Australia's resources industry is expected to be one of the biggest winners from a massive Asia-Pacific free-trade pact that covers half the world's population.
Regional leaders, including Prime Minister Scott Morrison, agreed on a 15-member Regional Comprehensive Economic Partnership at the East Asia Summit in Bangkok, Thailand.
The pact includes Australia, China, Japan, Indonesia and New Zealand and 10 ASEAN countries - but not India - and is expected to be finalised by November 2020.
The countries involved produce about 29 per cent of global gross domestic product and account for half the world's population.
Nine of Australia's top trading partners are part of the deal.
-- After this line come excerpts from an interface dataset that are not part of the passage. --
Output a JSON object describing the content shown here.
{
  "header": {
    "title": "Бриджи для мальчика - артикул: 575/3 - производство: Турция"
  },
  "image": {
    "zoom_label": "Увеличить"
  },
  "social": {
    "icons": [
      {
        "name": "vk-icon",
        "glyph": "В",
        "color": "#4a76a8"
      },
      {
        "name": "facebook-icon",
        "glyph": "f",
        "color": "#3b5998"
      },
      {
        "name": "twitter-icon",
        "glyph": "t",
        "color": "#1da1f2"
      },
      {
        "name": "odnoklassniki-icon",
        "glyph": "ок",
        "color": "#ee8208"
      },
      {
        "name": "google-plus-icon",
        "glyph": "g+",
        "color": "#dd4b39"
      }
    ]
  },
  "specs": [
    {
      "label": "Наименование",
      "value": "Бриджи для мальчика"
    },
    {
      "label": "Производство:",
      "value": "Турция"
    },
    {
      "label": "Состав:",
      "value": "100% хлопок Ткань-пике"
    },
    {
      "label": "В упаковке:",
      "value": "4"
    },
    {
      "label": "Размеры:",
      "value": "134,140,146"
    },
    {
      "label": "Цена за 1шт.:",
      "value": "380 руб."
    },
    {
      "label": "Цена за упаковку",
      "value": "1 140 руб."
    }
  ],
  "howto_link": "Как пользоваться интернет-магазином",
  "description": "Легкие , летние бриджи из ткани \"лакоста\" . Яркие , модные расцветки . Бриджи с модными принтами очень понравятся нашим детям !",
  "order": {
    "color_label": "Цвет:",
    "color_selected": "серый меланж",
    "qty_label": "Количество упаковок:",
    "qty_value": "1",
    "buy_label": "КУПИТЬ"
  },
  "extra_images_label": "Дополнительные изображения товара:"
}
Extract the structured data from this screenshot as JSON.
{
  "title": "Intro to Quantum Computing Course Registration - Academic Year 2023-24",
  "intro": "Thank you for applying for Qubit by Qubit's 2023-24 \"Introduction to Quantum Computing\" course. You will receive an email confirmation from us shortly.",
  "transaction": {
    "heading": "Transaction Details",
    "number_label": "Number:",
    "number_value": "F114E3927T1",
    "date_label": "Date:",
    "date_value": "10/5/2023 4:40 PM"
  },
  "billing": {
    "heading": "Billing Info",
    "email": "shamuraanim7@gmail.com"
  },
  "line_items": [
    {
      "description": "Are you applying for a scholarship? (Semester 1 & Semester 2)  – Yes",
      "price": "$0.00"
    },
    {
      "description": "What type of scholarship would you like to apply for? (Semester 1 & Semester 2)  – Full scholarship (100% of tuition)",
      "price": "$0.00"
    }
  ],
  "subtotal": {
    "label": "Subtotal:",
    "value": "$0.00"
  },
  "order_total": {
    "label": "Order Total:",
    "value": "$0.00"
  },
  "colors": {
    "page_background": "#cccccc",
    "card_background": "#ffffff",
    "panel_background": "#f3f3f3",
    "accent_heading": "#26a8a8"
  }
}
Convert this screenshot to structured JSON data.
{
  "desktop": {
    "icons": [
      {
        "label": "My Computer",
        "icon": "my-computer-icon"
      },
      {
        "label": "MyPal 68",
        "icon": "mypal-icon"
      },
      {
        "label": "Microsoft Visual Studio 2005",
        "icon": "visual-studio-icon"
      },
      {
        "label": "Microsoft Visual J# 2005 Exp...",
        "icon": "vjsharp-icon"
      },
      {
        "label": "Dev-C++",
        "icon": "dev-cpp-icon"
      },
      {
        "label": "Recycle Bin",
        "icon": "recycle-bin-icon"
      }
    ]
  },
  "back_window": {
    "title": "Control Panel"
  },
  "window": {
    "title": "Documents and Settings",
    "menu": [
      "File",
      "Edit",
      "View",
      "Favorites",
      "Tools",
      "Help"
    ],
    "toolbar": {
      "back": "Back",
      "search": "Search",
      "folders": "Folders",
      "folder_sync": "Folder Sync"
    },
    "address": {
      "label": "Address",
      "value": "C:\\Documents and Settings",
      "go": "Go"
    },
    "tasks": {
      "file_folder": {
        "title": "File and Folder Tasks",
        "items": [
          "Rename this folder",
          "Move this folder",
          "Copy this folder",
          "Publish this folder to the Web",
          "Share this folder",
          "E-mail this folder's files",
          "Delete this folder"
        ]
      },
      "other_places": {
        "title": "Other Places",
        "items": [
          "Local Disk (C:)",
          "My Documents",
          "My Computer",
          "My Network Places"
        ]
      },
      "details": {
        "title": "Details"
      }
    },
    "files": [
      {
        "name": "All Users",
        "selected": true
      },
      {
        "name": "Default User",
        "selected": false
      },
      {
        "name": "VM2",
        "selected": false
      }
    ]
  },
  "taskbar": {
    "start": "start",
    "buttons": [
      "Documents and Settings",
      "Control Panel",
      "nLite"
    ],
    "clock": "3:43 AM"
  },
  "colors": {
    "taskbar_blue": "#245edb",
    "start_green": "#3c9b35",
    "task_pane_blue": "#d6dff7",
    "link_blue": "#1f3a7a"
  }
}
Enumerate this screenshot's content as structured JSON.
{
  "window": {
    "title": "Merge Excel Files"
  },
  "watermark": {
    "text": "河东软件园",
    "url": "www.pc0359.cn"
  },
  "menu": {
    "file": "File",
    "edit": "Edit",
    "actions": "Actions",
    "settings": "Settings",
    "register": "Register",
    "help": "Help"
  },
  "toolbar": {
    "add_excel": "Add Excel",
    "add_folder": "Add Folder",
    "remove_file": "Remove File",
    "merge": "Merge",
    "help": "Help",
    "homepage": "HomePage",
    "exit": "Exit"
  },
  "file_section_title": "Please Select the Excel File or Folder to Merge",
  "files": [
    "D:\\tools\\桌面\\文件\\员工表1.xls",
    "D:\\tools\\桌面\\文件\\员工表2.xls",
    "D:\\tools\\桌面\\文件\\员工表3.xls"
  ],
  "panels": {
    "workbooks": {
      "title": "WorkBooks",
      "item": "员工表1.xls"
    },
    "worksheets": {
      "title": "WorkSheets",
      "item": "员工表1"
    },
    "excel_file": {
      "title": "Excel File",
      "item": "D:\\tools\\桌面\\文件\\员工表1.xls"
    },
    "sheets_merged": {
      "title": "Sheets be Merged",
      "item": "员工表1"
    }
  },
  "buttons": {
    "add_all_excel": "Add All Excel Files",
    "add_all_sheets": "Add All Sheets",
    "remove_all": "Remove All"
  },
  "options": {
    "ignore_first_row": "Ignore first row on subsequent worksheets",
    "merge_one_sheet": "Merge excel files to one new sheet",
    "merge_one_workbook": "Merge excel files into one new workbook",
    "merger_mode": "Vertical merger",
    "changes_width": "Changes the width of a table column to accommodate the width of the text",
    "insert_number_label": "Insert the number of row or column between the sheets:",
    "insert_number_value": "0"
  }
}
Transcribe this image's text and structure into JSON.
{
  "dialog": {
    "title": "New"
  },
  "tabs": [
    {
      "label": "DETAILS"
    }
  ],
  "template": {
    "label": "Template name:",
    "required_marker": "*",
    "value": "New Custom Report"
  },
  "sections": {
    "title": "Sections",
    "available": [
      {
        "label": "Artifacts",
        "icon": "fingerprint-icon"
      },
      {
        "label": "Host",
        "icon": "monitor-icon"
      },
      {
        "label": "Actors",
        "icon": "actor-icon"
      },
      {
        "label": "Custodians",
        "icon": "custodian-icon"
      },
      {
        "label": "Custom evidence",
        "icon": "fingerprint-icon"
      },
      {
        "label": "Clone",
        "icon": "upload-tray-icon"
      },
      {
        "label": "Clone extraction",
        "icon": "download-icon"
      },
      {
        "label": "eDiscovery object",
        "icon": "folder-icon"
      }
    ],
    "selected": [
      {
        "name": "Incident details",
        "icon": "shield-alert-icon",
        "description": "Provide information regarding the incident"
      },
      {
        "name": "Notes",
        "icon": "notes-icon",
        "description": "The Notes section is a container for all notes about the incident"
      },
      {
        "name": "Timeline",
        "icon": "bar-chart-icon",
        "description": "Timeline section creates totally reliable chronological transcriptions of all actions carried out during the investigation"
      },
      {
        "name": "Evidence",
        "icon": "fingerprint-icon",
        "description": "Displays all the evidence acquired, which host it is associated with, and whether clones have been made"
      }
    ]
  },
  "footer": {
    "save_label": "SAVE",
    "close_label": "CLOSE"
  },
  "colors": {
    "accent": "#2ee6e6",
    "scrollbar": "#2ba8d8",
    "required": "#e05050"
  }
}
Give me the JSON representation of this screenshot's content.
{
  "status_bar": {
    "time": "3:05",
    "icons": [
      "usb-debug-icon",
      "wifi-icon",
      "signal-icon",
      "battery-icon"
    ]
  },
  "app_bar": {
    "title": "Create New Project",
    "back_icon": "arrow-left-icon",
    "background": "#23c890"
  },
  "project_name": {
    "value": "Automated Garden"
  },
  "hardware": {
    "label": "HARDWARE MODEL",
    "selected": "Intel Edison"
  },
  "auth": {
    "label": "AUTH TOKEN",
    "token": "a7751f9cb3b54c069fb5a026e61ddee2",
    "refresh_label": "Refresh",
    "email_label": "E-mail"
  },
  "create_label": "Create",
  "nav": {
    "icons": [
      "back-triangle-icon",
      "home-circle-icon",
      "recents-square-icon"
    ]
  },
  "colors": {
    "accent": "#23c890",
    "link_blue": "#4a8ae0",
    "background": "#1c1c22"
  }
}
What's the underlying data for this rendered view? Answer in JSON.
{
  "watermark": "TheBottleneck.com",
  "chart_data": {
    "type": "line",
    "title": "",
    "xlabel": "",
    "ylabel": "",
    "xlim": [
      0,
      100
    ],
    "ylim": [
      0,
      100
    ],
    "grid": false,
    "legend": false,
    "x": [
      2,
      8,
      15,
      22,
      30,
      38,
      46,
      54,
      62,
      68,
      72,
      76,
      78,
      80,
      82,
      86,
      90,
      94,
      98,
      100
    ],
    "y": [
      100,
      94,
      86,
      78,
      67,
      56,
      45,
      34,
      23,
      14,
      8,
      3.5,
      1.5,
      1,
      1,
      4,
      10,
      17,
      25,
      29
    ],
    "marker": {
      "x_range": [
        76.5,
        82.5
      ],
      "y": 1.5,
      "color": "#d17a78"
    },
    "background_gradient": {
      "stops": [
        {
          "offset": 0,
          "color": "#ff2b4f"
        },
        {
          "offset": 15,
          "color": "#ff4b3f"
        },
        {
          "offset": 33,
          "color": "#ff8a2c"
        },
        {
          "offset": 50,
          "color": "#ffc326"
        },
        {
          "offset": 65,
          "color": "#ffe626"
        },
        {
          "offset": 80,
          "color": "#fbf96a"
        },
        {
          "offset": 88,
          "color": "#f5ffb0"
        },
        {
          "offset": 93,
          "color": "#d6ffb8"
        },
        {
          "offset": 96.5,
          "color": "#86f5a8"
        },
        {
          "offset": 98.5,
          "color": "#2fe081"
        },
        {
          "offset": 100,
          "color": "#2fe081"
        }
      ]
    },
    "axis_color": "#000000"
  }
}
Resources Minister Matt Canavan said the main impact would be to lift economic growth in southeast Asia, Japan and China.
This would enable Australia to sell RCEP partners more Australian coal, gas and iron ore and boost resource industry jobs.
However, he said he was disappointed India did not immediately sign up.
"We do have a 10 per cent tariff on some of our coal exports to India and coking coal is half our exports to India at the moment. So I would love to see India eventually join," he told reporters in Darwin on Tuesday.
Trade Minister Simon Birmingham said as RCEP economies developed and their middle classes grew, the deal would open up new doors for Australian businesses and investors across the region.
Other industries which could benefit include services such as health and education, and telecommunications.
Minerals Council chief Tania Constable said the industry looked forward to RCEP being signed early next year.
"Much of Australia's $273 billion resources export income and most of the 244,000 jobs in Australia's world-leading resources sector benefit from and are supported by our exports to countries that have collectively worked towards this historic agreement," she said.
Business Council chief Jennifer Westacott said it would breathe new life into regional towns by creating new jobs and industries.
"The significance of this achievement should not be underestimated given its unprecedented scale and the diversity of the partners involved, including China and Japan," she said.
The Australian Council of Trade Unions called on Mr Morrison to reveal the text of the deal.
ACTU president Michele O'Neil said the deal could reduce access to cheap medication, increase the cost of services and make it harder for Australians to get a job.
"There is no justification for keeping the Australian people in the dark about this," Ms O'Neil said.
Australian Associated Press